▸ Task
Where "report" appears in a line of the entries below, that line should be copied.

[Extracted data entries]

********************

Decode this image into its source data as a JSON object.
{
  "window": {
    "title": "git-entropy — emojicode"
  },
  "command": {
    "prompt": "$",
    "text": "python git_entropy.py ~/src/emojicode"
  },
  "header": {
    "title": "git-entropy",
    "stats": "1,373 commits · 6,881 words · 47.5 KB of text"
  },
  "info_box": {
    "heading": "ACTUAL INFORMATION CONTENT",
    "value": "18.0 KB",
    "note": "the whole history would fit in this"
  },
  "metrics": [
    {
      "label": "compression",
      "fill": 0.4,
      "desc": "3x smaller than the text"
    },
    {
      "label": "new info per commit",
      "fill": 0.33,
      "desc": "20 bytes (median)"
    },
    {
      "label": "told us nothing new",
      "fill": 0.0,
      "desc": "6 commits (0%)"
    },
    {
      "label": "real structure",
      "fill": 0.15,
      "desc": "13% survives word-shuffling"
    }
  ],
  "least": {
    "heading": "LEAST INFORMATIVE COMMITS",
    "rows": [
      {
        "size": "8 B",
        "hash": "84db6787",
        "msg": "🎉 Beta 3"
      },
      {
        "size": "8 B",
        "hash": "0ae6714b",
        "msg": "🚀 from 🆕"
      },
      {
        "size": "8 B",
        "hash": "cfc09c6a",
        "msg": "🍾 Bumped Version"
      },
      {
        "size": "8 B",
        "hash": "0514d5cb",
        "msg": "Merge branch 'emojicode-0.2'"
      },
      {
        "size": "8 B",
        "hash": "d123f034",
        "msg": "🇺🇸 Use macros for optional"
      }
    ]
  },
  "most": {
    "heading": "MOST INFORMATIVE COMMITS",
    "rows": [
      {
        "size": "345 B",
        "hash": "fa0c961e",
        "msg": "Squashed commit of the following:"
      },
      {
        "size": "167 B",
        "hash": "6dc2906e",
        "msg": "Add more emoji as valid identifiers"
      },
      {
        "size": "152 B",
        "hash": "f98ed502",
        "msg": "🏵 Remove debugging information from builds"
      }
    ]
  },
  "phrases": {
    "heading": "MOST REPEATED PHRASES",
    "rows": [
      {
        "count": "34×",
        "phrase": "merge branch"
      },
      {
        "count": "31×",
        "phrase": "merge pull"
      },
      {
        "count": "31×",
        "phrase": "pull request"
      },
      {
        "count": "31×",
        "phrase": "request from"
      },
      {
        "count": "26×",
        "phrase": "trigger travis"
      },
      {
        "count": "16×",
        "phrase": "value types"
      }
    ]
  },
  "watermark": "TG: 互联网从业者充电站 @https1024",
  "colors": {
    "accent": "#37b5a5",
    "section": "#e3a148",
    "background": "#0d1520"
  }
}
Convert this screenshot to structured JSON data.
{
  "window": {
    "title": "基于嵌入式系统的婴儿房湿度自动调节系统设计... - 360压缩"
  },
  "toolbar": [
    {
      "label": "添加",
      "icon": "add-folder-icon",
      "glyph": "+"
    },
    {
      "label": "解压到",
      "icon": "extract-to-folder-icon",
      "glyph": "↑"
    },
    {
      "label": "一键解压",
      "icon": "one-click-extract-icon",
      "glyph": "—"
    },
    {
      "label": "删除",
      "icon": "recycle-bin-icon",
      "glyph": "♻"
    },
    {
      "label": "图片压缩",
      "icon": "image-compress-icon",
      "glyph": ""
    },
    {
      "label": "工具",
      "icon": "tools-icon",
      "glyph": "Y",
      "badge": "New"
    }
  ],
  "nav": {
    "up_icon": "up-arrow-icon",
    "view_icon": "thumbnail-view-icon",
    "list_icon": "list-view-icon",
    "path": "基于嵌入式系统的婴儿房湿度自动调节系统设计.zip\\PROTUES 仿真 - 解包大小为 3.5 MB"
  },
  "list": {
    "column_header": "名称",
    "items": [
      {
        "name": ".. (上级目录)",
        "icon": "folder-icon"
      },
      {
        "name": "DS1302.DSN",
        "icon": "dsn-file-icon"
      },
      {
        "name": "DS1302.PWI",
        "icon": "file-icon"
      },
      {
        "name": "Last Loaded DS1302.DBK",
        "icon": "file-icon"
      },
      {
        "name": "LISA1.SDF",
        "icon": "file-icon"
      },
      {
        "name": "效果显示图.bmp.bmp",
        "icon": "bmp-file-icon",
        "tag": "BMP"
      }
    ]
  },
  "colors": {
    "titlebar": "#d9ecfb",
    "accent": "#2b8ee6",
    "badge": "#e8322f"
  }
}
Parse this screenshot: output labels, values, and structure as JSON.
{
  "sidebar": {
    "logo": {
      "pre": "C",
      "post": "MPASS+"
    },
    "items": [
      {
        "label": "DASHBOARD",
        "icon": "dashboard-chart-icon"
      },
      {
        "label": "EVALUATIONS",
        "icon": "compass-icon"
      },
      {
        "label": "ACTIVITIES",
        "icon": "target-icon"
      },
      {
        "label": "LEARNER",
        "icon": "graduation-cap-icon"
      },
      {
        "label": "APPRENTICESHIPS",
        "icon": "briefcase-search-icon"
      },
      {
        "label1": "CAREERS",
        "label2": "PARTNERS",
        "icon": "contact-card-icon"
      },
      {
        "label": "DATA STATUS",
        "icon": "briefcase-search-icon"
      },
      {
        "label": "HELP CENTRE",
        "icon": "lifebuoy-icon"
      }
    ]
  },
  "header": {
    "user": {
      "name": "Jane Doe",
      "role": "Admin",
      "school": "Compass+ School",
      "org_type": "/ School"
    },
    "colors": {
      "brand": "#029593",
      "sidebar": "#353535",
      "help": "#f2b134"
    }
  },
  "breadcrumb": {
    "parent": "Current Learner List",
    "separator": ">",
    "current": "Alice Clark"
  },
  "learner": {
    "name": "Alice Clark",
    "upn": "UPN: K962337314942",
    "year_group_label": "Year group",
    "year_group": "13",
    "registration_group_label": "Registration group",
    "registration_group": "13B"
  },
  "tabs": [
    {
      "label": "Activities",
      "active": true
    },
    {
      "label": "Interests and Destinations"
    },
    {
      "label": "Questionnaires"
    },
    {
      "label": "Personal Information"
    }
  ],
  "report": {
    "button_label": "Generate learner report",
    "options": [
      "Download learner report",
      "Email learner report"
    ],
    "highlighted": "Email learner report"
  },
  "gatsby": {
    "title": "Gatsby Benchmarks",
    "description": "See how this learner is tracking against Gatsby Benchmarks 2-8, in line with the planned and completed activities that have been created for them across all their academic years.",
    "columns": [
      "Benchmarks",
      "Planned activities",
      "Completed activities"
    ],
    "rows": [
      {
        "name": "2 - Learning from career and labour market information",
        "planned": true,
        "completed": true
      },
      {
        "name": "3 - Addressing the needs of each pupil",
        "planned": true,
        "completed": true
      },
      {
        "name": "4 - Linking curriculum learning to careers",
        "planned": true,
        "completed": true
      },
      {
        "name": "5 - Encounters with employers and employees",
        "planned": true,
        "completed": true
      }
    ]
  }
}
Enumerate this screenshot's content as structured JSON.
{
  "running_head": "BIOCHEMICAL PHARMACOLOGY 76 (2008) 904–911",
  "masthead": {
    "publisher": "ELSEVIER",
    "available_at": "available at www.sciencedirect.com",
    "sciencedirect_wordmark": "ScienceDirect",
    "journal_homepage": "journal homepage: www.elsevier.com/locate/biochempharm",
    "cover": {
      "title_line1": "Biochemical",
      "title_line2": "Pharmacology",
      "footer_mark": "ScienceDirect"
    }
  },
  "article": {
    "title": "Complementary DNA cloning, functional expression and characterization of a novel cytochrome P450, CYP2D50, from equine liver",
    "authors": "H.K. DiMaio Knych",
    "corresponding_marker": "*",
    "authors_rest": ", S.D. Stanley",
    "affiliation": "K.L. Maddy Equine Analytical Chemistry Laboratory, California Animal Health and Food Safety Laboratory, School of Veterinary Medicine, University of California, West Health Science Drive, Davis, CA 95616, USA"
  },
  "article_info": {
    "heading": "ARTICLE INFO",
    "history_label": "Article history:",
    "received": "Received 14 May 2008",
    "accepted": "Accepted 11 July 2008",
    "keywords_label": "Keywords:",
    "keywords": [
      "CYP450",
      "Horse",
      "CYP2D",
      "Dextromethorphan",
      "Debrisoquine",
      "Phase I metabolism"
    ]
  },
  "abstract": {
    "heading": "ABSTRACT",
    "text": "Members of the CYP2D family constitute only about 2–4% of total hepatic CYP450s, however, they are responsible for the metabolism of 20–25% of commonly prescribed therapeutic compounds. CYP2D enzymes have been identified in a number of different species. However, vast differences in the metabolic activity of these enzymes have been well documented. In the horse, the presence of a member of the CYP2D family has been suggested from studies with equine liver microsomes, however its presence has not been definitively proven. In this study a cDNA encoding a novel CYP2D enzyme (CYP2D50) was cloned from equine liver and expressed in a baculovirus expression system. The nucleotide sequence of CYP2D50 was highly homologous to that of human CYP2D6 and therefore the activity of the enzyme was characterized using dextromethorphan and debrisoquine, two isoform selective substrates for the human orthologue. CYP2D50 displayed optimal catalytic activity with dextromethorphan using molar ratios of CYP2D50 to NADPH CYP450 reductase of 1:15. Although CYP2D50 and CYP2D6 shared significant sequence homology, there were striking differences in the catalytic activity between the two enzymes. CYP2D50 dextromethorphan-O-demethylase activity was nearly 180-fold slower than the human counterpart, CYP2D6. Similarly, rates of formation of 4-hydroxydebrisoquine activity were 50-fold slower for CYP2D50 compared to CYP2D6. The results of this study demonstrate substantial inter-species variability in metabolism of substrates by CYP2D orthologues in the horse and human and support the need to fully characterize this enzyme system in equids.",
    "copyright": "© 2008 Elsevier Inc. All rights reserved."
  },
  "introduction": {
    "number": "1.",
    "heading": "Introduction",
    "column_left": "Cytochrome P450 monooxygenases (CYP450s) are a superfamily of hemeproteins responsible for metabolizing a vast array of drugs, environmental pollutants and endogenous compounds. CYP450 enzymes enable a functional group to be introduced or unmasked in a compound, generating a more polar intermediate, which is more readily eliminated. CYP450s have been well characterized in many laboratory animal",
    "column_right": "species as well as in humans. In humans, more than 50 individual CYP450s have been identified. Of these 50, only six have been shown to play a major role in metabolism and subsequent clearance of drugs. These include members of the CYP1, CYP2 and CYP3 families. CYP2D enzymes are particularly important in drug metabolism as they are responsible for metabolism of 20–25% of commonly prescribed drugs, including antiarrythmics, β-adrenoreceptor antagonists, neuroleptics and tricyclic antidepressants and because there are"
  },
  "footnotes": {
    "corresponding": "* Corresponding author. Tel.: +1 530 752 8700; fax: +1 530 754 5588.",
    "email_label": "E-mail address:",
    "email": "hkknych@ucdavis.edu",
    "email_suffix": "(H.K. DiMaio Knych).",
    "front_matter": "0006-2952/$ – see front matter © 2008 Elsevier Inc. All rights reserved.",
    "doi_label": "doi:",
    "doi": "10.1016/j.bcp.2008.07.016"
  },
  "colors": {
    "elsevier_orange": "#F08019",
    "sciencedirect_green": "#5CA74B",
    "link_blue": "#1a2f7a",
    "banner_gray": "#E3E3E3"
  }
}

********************

▸ Solution below
  "report": {
    "button_label": "Generate learner report",
      "Download learner report",
      "Email learner report"
    "highlighted": "Email learner report"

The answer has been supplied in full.